But the match-up between the insurance and investment giant with a fund group that saw consistent multi-billion pound outflows over 2016 changed the dynamic of the conversation. It was no longer a question of whether the industry would consolidate further, but rather when.
Some fund houses, sensing the new found urgency of the situation, addressed the elephant in the room shortly after the £11bn Standard Life/Aberdeen union.
Maarten Slendebroek, chief executive at Jupiter, kicked off the firm’s annual investment dinner by defiantly declaring to the room: “We are not looking to be acquired by anyone.” At its core, Jupiter’s lean, people-centric business model is incompatible with M&A activity, he told the audience.
But by the end of the speech, Slendebroek had softened his stance, offering a more realistic prognosis: “With any luck we’ll be back here next year as an independent company,” he said.
Because that’s just it – no listed asset manager, large or small, can say with 100% certainty they will never consider merging with or being taken over by a competitor to stay alive in the current climate.
PwC asked 185 CEOs of asset and wealth management companies in February whether they were planning any corporate activity to drive profitability.

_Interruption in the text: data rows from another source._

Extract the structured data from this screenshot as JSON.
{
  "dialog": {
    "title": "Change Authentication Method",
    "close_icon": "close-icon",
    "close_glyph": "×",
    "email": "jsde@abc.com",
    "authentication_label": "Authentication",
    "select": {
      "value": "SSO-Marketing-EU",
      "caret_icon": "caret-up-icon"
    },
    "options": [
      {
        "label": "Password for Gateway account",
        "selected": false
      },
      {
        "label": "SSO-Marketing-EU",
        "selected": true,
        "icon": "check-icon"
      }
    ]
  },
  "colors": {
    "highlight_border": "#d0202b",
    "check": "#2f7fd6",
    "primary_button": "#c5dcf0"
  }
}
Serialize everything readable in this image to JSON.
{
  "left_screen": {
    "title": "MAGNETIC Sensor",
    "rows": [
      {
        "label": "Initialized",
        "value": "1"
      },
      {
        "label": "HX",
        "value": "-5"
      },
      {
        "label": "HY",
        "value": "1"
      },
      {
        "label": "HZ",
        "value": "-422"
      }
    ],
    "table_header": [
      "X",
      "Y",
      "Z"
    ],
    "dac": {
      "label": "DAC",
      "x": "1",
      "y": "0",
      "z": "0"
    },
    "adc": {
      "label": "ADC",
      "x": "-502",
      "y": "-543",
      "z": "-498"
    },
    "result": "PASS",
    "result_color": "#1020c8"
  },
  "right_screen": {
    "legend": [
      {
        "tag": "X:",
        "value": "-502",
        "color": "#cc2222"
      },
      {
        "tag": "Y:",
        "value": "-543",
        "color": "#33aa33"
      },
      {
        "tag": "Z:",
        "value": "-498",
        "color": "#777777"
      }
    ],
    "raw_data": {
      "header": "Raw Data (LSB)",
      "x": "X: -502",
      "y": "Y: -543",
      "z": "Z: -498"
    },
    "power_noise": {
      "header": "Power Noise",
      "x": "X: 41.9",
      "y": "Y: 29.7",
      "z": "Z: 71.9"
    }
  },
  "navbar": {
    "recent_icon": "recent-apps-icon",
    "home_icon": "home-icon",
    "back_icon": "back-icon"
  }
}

Just over half (52%) said they were considering strategic alliances or joint ventures, while another 41% admitted they were plotting a merger or acquisition.
Though this data is not UK-specific, it highlights that consolidation in the industry has become a global talking point.